The Tuesday salon continued with the provocation by J M Coetzee (henceforth John). This took a quite different line and rather than looking to define the distinctions between fiction and memoir concentrated on what it is that makes a true life-story. Or rather what it is that might make a 'true-life story'. Or rather on what it is that might make such a story true or untrue. He recalled that the best 19th century novels offered us characters that war both unique yet typical.
He talked of a project that collected people's life stories. The title suggested six million till recently, now it talks of seven million. What were all these stories, he wondered. What makes them stories and what makes them lives?

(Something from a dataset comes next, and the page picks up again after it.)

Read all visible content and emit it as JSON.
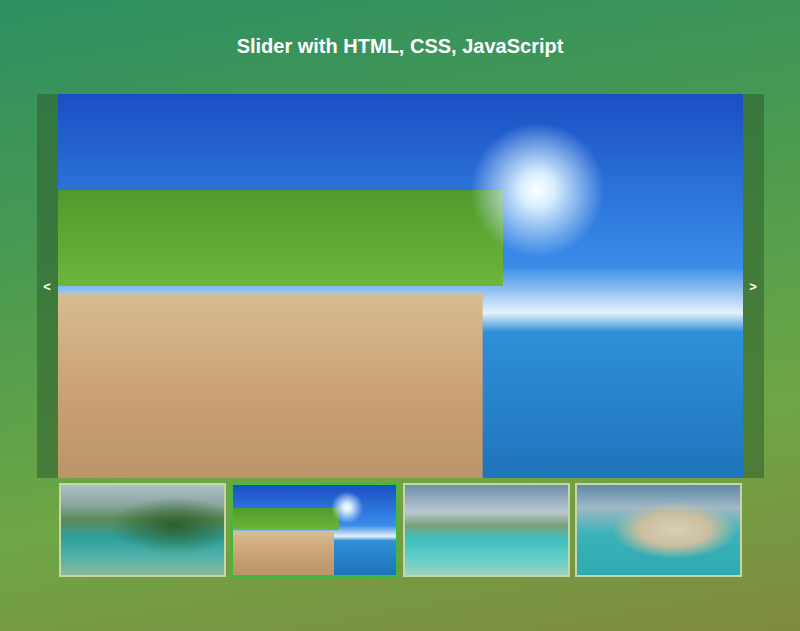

In order to demonstrate this he gave us the story of Nancy as an example (it might have been a story he invented, it might have been one he heard). To put it very briefly, Nancy wants to go to art school and be an artist but her father insists that she do something 'sensible' and safe and she finishes up in a miserable and frustrating job. She is so depressed by this that she takes a friend's advice and goes to a recommended therapist who hears her through and finds - or suggests - that the ban on art was not her father's but her mother's. Having understood this as the truth Nancy feels a weight drop off her shoulders, goes away happy and enrols at an art school.

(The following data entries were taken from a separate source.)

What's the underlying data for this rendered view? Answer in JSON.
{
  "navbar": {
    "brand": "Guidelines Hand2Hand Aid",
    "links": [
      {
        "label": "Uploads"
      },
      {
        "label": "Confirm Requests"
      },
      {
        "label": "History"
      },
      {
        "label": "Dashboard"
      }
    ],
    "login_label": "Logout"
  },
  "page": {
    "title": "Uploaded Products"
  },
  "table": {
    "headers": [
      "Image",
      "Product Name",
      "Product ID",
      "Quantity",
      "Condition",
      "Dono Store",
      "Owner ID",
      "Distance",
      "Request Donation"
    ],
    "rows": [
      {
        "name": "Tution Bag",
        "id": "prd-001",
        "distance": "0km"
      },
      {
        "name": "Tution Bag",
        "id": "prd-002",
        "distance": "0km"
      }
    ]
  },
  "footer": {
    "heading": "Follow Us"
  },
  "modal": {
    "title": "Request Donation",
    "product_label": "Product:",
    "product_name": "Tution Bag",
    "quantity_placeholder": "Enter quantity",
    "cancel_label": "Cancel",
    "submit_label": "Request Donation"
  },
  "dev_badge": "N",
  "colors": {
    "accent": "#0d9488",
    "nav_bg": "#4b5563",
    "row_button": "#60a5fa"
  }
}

Where was the truth in this, John asked. Did the mother have a 'story'? Did the father? Was the point of truth to liberate Nancy and improve her life? Was her 'truth' a refutation of her mother's? Or was it a case of one relative truth, or lie, displacing another? Is what we think of as the right kind of story one in which the central figure triumphs over a personal problem?

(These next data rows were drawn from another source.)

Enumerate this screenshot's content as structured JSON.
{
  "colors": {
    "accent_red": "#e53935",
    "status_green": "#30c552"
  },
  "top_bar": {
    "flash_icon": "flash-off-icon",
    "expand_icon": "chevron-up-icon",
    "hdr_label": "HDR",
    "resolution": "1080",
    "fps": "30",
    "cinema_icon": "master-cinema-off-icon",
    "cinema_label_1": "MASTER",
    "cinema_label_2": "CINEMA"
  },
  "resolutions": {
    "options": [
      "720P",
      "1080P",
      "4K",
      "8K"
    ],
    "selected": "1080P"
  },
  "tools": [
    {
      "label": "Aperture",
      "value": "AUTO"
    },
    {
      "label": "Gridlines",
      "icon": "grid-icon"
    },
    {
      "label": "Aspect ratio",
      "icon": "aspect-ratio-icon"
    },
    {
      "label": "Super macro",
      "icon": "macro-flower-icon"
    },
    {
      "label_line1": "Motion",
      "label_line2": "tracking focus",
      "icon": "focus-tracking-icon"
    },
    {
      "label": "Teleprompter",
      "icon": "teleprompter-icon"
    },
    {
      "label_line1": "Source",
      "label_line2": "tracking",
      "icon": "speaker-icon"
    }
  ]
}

He wondered whether objective or scientific truth might be allowed to exist. Are our life stories ours to compose? Are we the authors of our own life stories, and if we are, are we also the authors of their truth?
[Again I wondered about frames and conventions. I remembered - and mentioned - a film noir of 1948, later a TV show - Naked City, that began with the tag-line: 'There are eight million stories in the naked city'.
If Nancy's was an exemplary story of redemption (as she believed it to be) was Naked City a set of exemplary stories about crime. In other words was it not so much a matter of believing what we want to believe about ourselves as redeemable individuals, but of a location where struggles between order and disorder, good and evil, may take place? Could we then think of other such frames or locations where the 'rules' or conventions of the frame inform the nature of both story and truth. The detective's task was to solve an external crime: the therapist's to improve an inward perception of life.
Was the problem of Nancy's life, in 19th century novel terms, that it was not unique enough, that it was posited as over-typical, and hence false?
Might it be - to return to Gillian's idea of the resistant reader - that what we trust in is not the evidential truths related by the teller but the language of telling? That we trust the tellers, as we trust them, at the time?
Is trust - rather than truth - always provisional]
The discussion moved around ideas of objective truth. Some felt it existed ( i.e. gravity is an objective truth, not a story about things falling), others claimed that what we have are stories about stories that lead to objective truths. The relativisations of the postmodern mind can defer the precise position of objective truth almost indefinitely. Fortunately we did not spend much time arguing the point.
The evening readings by Anna Funder, Tim Parks and John Coetzee himself crystallised some of the issues so perfectly I want to write a separate post just about that. It will follow this one.